The point, supposedly, is that government funding for the sciences is in jeopardy from a science-hostile administration and Congressional majority. With all the organizers' noble aims at a non-partisan event, the speakers missed multiple opportunities to point out the adversary and tell the assembled thousands what they might do to overcome that adversary.
DePinho On Point
The only speaker who prescribed any action was, fittingly, Dr. Ronald DePinho, the former president at MD Anderson Cancer Center. DePinho recently resigned after six turbulent years at the helm of the Good Ship Anderson. Almost as soon as he arrived in 2011, he began stepping on some very prestigious toes by redirecting funding to his "moon shot" initiative involving gene mapping and genetic therapy for various cancers. He brought in top researchers from all over the world, effectively sending the message that the faculty at the nation's foremost cancer hospital weren't good enough. He did all this while insisting in interviews that he was implementing a less top-down structure—that, indeed, he was working for the faculty and staff. Generally, you don't get to be president of a major academic institution like MDACC without some political acumen.
Among various platitudes about the importance of science, DePinho urged us do some politicking ourselves. He advised those assembled to contact three Congresscritters before a big budget cut for the National Institutes for Health comes up for a committee vote this coming Friday: Senate Appropriations Chair Roy Blunt (R-MO), ranking Democrat on Appropriations Patty Murray (D-WA), and House Appropriations Chair Tom Cole (R-OK).
After sitting on the lawn facing City Hall and listening to about eight speakers, it seemed as if the speakers were having a contest to see who could utter the word science the most in a five-minute speech. There was far too much "Science is awesome! You can make a living doing science!" For my taste, there wasn't nearly enough "Science is under attack by a cadre of fascist wannabes who'd rather build big walls and drop big bombs on brown people, and who will personally profit from the ongoing climate disaster."
A theoretical astrophysicist who had spent his entire career in oil & gas continued the whole "Science is teh awesome" theme, by which time I'd had my fill. I told a churchmate nearby, "I think I'm getting platitude poisoning. I'm gonna go."
Earth Day's Lament: They Co-opted Me with Science!
Earth Day died screaming. Apparently, standing behind a microphone and telling people that science is vital to saving the world as we know it from climate change would be too partisan for this non-partisan event. There's nothing wrong in principle with non-partisan demonstrations, but this was severely lacking in passion.

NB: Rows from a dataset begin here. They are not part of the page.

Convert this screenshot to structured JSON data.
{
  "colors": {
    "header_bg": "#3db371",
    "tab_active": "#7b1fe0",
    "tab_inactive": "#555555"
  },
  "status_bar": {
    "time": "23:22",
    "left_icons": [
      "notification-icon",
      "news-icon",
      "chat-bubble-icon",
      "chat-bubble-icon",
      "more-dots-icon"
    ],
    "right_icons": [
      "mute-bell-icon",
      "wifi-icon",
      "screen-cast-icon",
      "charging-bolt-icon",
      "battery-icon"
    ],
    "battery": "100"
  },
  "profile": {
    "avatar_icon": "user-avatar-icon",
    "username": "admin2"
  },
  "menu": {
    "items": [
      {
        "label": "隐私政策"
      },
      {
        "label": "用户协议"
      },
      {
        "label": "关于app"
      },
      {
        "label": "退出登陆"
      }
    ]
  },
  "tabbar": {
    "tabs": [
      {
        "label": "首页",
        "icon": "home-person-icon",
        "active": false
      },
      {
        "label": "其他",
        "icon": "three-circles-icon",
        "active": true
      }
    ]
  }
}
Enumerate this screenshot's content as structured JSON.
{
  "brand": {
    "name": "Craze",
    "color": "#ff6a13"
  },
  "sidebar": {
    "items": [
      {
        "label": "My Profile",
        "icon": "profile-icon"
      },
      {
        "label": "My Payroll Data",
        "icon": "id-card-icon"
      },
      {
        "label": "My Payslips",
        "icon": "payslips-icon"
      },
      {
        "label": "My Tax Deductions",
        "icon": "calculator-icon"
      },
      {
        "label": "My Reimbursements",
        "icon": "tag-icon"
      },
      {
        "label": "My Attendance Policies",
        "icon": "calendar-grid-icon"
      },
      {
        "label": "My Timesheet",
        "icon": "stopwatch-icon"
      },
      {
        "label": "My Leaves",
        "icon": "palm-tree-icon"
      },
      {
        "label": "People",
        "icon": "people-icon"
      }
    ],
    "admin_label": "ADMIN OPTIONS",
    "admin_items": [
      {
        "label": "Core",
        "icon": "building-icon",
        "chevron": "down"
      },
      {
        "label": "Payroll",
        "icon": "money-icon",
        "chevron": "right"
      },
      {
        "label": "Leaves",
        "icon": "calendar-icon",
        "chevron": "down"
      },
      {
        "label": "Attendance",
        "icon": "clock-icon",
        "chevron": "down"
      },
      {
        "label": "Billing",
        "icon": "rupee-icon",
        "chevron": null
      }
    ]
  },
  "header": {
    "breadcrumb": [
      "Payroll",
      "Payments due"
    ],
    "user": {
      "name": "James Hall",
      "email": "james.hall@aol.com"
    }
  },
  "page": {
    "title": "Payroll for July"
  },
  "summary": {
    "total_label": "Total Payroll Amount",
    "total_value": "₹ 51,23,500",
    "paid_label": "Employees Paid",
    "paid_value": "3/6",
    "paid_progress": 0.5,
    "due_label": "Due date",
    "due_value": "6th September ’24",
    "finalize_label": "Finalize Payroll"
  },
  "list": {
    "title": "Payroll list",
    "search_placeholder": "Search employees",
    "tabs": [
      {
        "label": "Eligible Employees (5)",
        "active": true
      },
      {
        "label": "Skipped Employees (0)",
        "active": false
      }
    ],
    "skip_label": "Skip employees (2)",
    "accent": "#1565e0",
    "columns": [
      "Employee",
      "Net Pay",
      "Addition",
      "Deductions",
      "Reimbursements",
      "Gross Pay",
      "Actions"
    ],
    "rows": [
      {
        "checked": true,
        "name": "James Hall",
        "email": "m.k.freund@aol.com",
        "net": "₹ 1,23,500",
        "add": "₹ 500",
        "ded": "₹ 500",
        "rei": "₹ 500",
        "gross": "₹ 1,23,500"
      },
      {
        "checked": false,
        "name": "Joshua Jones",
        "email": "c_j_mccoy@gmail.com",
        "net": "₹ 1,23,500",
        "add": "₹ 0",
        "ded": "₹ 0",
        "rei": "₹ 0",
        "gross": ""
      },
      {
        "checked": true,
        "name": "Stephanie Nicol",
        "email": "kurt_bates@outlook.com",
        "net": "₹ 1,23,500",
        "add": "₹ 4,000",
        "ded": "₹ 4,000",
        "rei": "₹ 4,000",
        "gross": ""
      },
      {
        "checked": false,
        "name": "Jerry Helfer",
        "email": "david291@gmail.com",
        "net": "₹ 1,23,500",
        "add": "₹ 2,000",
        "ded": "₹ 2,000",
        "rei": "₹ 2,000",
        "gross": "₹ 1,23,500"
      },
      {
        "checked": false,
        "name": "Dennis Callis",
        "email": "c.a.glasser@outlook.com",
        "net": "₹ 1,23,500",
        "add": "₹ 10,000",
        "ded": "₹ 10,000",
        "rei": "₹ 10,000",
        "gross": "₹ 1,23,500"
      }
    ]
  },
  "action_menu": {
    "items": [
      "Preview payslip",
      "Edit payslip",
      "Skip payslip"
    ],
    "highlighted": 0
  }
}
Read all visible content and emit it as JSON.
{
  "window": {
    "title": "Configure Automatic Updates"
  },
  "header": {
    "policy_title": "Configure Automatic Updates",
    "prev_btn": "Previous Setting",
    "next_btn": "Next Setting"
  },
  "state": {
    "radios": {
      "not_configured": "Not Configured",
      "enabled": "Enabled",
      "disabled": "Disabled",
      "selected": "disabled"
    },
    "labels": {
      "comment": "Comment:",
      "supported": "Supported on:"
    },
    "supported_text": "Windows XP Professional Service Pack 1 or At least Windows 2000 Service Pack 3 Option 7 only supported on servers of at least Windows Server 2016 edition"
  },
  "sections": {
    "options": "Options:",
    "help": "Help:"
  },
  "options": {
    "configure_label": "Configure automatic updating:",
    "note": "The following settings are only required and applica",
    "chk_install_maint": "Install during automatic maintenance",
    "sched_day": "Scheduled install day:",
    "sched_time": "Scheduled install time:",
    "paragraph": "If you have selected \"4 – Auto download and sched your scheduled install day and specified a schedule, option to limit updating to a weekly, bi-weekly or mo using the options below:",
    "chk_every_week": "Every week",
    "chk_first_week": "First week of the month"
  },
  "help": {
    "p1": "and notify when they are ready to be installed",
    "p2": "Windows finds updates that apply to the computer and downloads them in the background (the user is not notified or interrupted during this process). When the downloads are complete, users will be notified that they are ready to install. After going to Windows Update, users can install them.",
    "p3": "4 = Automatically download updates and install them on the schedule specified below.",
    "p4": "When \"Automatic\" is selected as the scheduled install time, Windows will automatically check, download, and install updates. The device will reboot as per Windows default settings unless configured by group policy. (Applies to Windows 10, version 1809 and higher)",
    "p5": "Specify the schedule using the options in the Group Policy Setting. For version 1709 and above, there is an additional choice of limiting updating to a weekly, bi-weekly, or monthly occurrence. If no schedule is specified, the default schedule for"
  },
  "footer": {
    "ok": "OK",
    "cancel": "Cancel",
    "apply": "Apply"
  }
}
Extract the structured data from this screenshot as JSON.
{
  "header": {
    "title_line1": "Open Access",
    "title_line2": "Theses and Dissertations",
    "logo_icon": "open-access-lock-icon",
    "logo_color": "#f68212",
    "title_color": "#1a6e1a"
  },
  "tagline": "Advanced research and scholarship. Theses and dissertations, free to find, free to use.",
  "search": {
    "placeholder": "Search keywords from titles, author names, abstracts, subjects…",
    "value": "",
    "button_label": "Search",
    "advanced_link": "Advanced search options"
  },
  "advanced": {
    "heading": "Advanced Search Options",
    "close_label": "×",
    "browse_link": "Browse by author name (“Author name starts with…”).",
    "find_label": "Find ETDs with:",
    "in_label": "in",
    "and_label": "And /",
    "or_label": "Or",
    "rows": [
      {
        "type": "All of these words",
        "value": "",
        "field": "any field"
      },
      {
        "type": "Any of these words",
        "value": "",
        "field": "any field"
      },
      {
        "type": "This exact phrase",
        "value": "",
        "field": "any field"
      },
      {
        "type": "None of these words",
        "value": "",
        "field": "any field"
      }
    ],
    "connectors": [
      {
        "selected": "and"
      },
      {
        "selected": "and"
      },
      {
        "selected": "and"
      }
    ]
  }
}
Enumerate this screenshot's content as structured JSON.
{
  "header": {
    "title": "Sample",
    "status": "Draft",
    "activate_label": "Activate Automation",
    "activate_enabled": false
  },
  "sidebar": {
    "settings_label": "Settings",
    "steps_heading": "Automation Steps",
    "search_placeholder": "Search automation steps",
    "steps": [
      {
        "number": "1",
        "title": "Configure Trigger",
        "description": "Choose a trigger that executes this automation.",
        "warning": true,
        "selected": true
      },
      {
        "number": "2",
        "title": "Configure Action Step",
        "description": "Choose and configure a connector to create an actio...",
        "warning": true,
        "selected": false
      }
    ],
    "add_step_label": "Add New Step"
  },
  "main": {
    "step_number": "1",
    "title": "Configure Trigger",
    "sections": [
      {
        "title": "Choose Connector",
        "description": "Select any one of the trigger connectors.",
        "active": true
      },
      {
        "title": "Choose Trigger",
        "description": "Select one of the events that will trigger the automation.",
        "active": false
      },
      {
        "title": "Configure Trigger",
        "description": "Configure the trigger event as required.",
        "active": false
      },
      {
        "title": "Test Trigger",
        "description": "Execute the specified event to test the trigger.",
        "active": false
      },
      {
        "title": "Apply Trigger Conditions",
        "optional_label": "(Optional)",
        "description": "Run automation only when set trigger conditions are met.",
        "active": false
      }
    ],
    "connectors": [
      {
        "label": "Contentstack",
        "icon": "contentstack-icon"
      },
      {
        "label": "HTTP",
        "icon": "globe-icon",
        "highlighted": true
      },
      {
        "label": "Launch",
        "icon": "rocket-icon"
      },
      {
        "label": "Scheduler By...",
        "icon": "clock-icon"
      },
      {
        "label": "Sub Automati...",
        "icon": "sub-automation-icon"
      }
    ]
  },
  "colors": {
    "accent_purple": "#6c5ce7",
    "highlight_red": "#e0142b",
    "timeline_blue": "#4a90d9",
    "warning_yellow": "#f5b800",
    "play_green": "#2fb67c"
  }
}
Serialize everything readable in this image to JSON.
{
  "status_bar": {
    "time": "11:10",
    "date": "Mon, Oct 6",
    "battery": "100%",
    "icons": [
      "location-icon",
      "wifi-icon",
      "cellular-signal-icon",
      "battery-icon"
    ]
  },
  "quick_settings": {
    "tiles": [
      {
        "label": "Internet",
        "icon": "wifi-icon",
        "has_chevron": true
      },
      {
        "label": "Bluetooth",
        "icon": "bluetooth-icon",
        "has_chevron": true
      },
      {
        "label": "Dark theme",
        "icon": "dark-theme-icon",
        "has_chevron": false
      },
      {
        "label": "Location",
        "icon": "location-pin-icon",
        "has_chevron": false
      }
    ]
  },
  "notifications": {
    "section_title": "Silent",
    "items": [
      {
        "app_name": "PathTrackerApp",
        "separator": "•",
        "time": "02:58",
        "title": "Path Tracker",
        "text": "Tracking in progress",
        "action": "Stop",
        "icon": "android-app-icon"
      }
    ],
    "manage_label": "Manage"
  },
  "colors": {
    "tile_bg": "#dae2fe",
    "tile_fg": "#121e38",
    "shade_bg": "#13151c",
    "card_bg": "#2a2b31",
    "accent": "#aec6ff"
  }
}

This still represents a great improvement over the Earth Day celebrations we used to have downtown, which were usually sponsored by Enron or some other fossil fuel giant. The turnout was actually higher (by my estimate) than the demonstration against the invasion of Iraq in 2003, what was then the largest political demonstration in Houston's history. I guess we can thank our alleged president for making protest cool again.
Otherwise, however, the march left me with the impression that Earth Day had been shoved aside in favor of Big Science (hallelujah, yodel-ay-hee-hoo). Since its founding in 1970, the day has existed to celebrate environmentalism. Plenty of the participants in the march exhibited their awareness of that purpose; the organizers and speakers seem to have forgotten.
Folks, it's not so much that the right-wing junta in charge of America, or their fan club, denies that science is awesome. Yes, there's a small contingent of retrograde Americans who insist that if it ain't in the Bible, it don't exist. Yes, there's rampant scientific ignorance across the land, which is reflected in our state and federal legislatures. But on Earth Day, we should "keep our eye on the ball," as Doris "Granny D" Haddock once said. The ball is Mother Earth. Those ignorami in Congress and the White House are making policies bereft of scientific backing, making decisions that imperil billions of people and animals, that will destroy entire ecosystems. Having a world left on which to do one's science is kind of important.